Dr. Savage’s deed of trust transferring property to his wife was proved on 5 April; three weeks later, on 26 April, Mrs. Savage placed this property that she held in trust from her husband in trust for him, in these terms: “Now . . . in consideration of the great love & affection which the said Margaret Savage . . . beareth unto . . . William Savage . . . and in pursuance of the power and Authority given to the said Margaret Savage in & by the said Deed of the said William Savage . . . doth direct . . . George Washington [that all of the property named in Savage’s deed of trust] . . . shall stand seized . . . in trust for the said William Savage . . . having hereby freely and absolutely & fully conveyed . . . her right & Interest in the said trust estate to . . . William Savage.” This deed of 26 April, which was proved on 6 July, is signed by William and Margaret Savage and witnessed by Thomas Montgomerie, Arthur Maxwell, Henry Lee, Foushee Tebbs, and William Brazier.

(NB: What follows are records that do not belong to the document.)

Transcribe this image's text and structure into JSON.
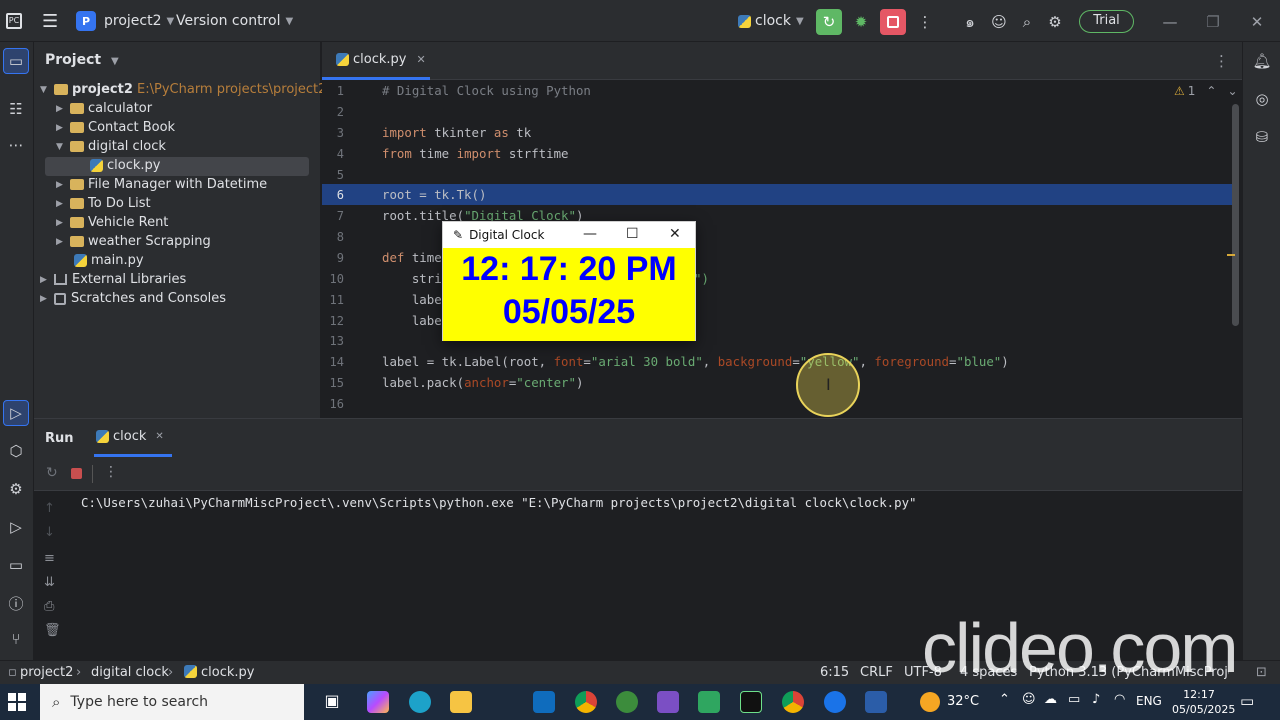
{
  "titlebar": {
    "project_badge": "P",
    "project_name": "project2",
    "vcs": "Version control",
    "run_config": "clock",
    "trial": "Trial"
  },
  "project_panel": {
    "title": "Project",
    "tree": [
      {
        "label": "project2",
        "path": "E:\\PyCharm projects\\project2",
        "type": "root"
      },
      {
        "label": "calculator",
        "type": "folder"
      },
      {
        "label": "Contact Book",
        "type": "folder"
      },
      {
        "label": "digital clock",
        "type": "folder-open"
      },
      {
        "label": "clock.py",
        "type": "py-selected"
      },
      {
        "label": "File Manager with Datetime",
        "type": "folder"
      },
      {
        "label": "To Do List",
        "type": "folder"
      },
      {
        "label": "Vehicle Rent",
        "type": "folder"
      },
      {
        "label": "weather  Scrapping",
        "type": "folder"
      },
      {
        "label": "main.py",
        "type": "py"
      },
      {
        "label": "External Libraries",
        "type": "lib"
      },
      {
        "label": "Scratches and Consoles",
        "type": "scratch"
      }
    ]
  },
  "editor": {
    "tab": "clock.py",
    "warning_count": "1",
    "line_numbers": [
      "1",
      "2",
      "3",
      "4",
      "5",
      "6",
      "7",
      "8",
      "9",
      "10",
      "11",
      "12",
      "13",
      "14",
      "15",
      "16"
    ],
    "lines": {
      "l1": "# Digital Clock using Python",
      "l3a": "import",
      "l3b": " tkinter ",
      "l3c": "as",
      "l3d": " tk",
      "l4a": "from",
      "l4b": " time ",
      "l4c": "import",
      "l4d": " strftime",
      "l6": "root = tk.Tk()",
      "l7a": "root.title(",
      "l7b": "\"Digital Clock\"",
      "l7c": ")",
      "l9a": "def",
      "l9b": " time",
      "l10a": "    stri",
      "l10b": "\")",
      "l11": "    labe",
      "l12": "    labe",
      "l14a": "label = tk.Label(root, ",
      "l14b": "font",
      "l14c": "=",
      "l14d": "\"arial 30 bold\"",
      "l14e": ", ",
      "l14f": "background",
      "l14g": "=",
      "l14h": "\"yellow\"",
      "l14i": ", ",
      "l14j": "foreground",
      "l14k": "=",
      "l14l": "\"blue\"",
      "l14m": ")",
      "l15a": "label.pack(",
      "l15b": "anchor",
      "l15c": "=",
      "l15d": "\"center\"",
      "l15e": ")"
    }
  },
  "clock_window": {
    "title": "Digital Clock",
    "time": "12: 17: 20 PM",
    "date": "05/05/25"
  },
  "run_panel": {
    "title": "Run",
    "tab": "clock",
    "output": "C:\\Users\\zuhai\\PyCharmMiscProject\\.venv\\Scripts\\python.exe \"E:\\PyCharm projects\\project2\\digital clock\\clock.py\""
  },
  "statusbar": {
    "crumbs": [
      "project2",
      "digital clock",
      "clock.py"
    ],
    "position": "6:15",
    "line_sep": "CRLF",
    "encoding": "UTF-8",
    "indent": "4 spaces",
    "interpreter": "Python 3.13 (PyCharmMiscProject)"
  },
  "watermark": "clideo.com",
  "taskbar": {
    "search_placeholder": "Type here to search",
    "temperature": "32°C",
    "language": "ENG",
    "time": "12:17",
    "date": "05/05/2025"
  },
  "colors": {
    "accent": "#3574f0",
    "run_green": "#5fb865",
    "stop_red": "#e55765",
    "clock_bg": "#ffff00",
    "clock_fg": "#0000ff"
  }
}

The next day, on 27 April 1768, the same day that he filed the deed for revoking his £5,000 bond held in trust for Mrs. Savage by GW and Bryan Fairfax (see note 2), Dr. Savage, with the consent of Mrs. Savage and of GW who held the property in trust, sold all of that property that Savage had conveyed in trust to Mrs. Savage and which Mrs. Savage had in turn conveyed in trust to him for £2,000 in cash to Arthur Maxwell of Leedstown, then in King George County (Prince William County Deed Book Q, 624–27, ViManPWCh). A month later, on 26 and 27 May, Savage bought back from Maxwell for £2,000 the land, lots, and houses but not the slaves and other personal property (Prince William County Deed Book Q, 627–31, ViManPWCh). Within a few months, probably before the end of September, Dr. and Mrs. Savage had sailed for Ireland, Mrs. Savage never to return. The next year, in 1769, Arthur Maxwell left Virginia for Britain (Virginia Gazette [Rind; Williamsburg], 30 Mar. 1769).